  • It is an innovation for effective core training after a stroke.

Certain neurological diseases such as stroke, multiple sclerosis or Parkinson’s disease place a heavy burden on the healthcare system and those affected. Each year, about 16 million people worldwide suffer a stroke for the first time. Of those, five million are still tied down at their jobs.

Improving function after a stroke takes time and requires a lot of repetition of exercise. Intensive treatment is often necessary. Trunk control is key to successful rehabilitation in the first few years after a stroke.

Rehabilitation training should begin early after a stroke, preferably with abdominal muscle exercises. On the one hand, trunk control is essential for standing and walking, and on the other hand, sitting training can start early.

Swiss Technology: Rehabilitation with T-Chair and Holoreach

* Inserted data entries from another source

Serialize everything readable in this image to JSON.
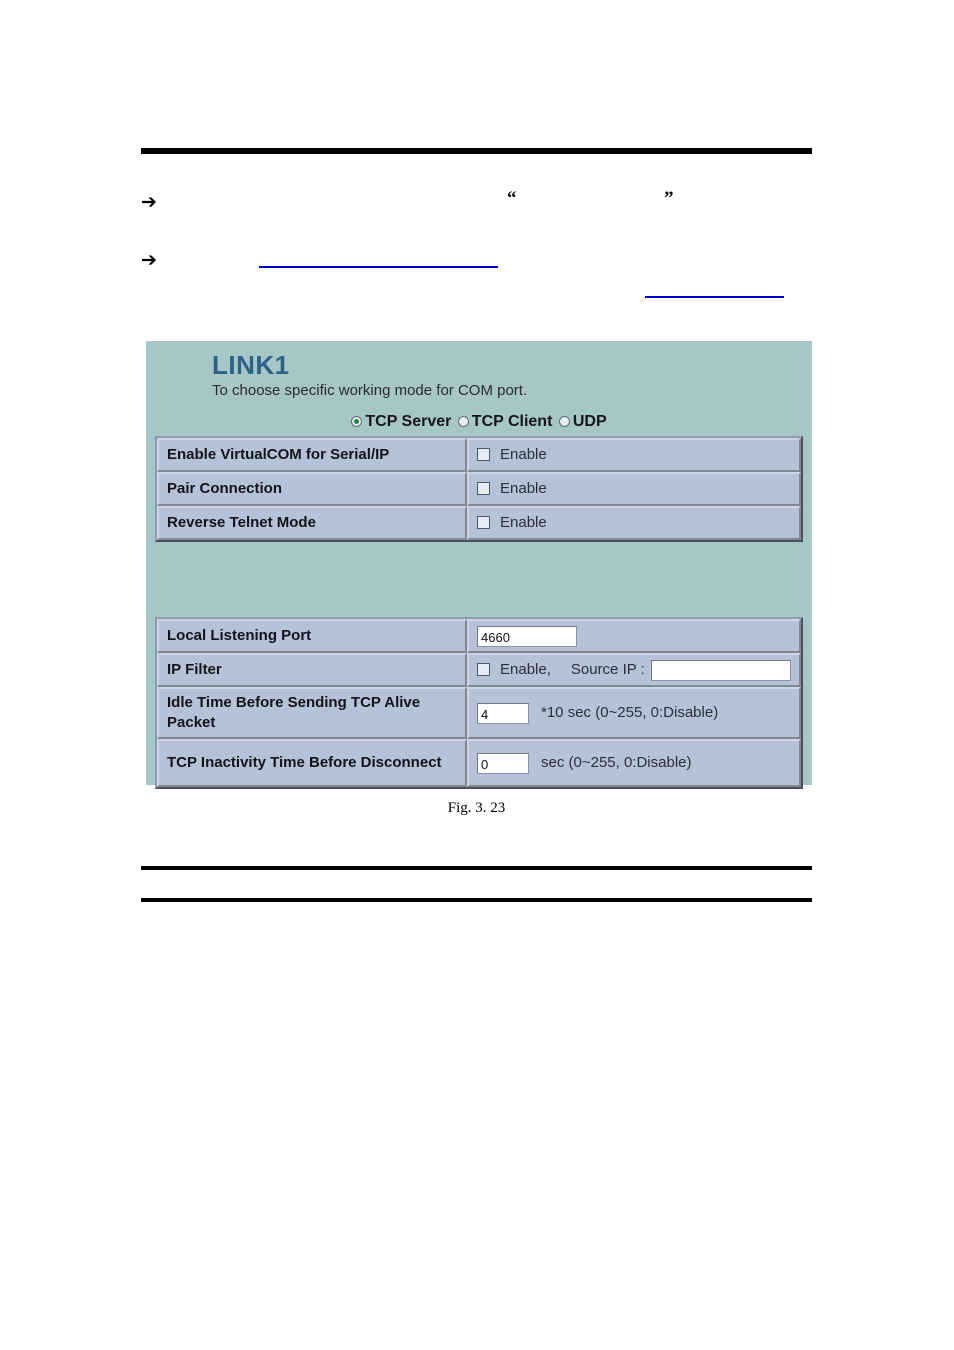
{
  "document": {
    "bullets": [
      {
        "arrow": "➔",
        "text": "",
        "quote_open": "“",
        "quote_close": "”"
      },
      {
        "arrow": "➔",
        "text": ""
      }
    ],
    "figure_caption": "Fig. 3. 23"
  },
  "panel": {
    "title": "LINK1",
    "subtitle": "To choose specific working mode for COM port.",
    "background_color": "#a7c6c7",
    "title_color": "#2c6285",
    "modes": [
      {
        "label": "TCP Server",
        "selected": true
      },
      {
        "label": "TCP Client",
        "selected": false
      },
      {
        "label": "UDP",
        "selected": false
      }
    ],
    "group_one": [
      {
        "label": "Enable VirtualCOM for Serial/IP",
        "checkbox_label": "Enable",
        "checked": false
      },
      {
        "label": "Pair Connection",
        "checkbox_label": "Enable",
        "checked": false
      },
      {
        "label": "Reverse Telnet Mode",
        "checkbox_label": "Enable",
        "checked": false
      }
    ],
    "group_two": {
      "local_port": {
        "label": "Local Listening Port",
        "value": "4660"
      },
      "ip_filter": {
        "label": "IP Filter",
        "checkbox_label": "Enable,",
        "checked": false,
        "source_ip_label": "Source IP :",
        "source_ip_value": ""
      },
      "idle_time": {
        "label": "Idle Time Before Sending TCP Alive Packet",
        "value": "4",
        "unit_note": "*10 sec (0~255, 0:Disable)"
      },
      "inactivity_time": {
        "label": "TCP Inactivity Time Before Disconnect",
        "value": "0",
        "unit_note": "sec (0~255, 0:Disable)"
      }
    }
  }
}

It is precisely in this area that the BME Institute of the Institute for Mechanical Systems at the Zurich University of Applied Sciences (ZHAW) is conducting research. Their goal is to improve the functionality and participation of the millions of affected people around the world.

Studies have shown that direct patient feedback provides added value to recovery. A significant effect was demonstrated in terms of clinical outcomes from trunk training performance.

Swiss technology: Hip-Kick – a fun training of the hips

At this year’s Technology Night in Winterthur on July 7, the Daniel Baumgartner team presented the Hip-Kick show object. The implementation of the core stability exercises in a playful way through a series of mechanical and sensory effects has been conceptualized and implemented technically.

The ball can be fun steered through a maze on a specially developed 3D seat with controlled hip motions. The goal is to increase the stability of the torso.

Tanya Roehling, co-head of the Design and Development Group, is experimenting with the Hip-Kick display object, a Swiss technology. – Patrick Bishop/FG DDA

The main technology of the 3D seat is a dynamic mechanism consisting of two curved tracks arranged perpendicular to each other. This allows for reduced friction and natural movement of the hips and torso. In natural movement patterns, so to speak.

Swiss technology: a clinical study showing a significant effect

In one study, the spine and its freedom of movement when walking were analyzed and transferred to this mechanism. The 3D seat is connected to the maze via a controller and sensors, which are based on the same mechanics.

The ball can be directed through the maze with skillful hip movements. In this way, control of the spine and hips is improved and strengthened in a playful way.

The group of design and development specialists was present at the demonstration at the Technology Night in Winterthur. “Through these innovative approaches and technologies, the BME research team is making a significant contribution to helping affected people regain their jobs.” That’s what Patrick Bischoff of the Swiss Engineering Design and Development Group said.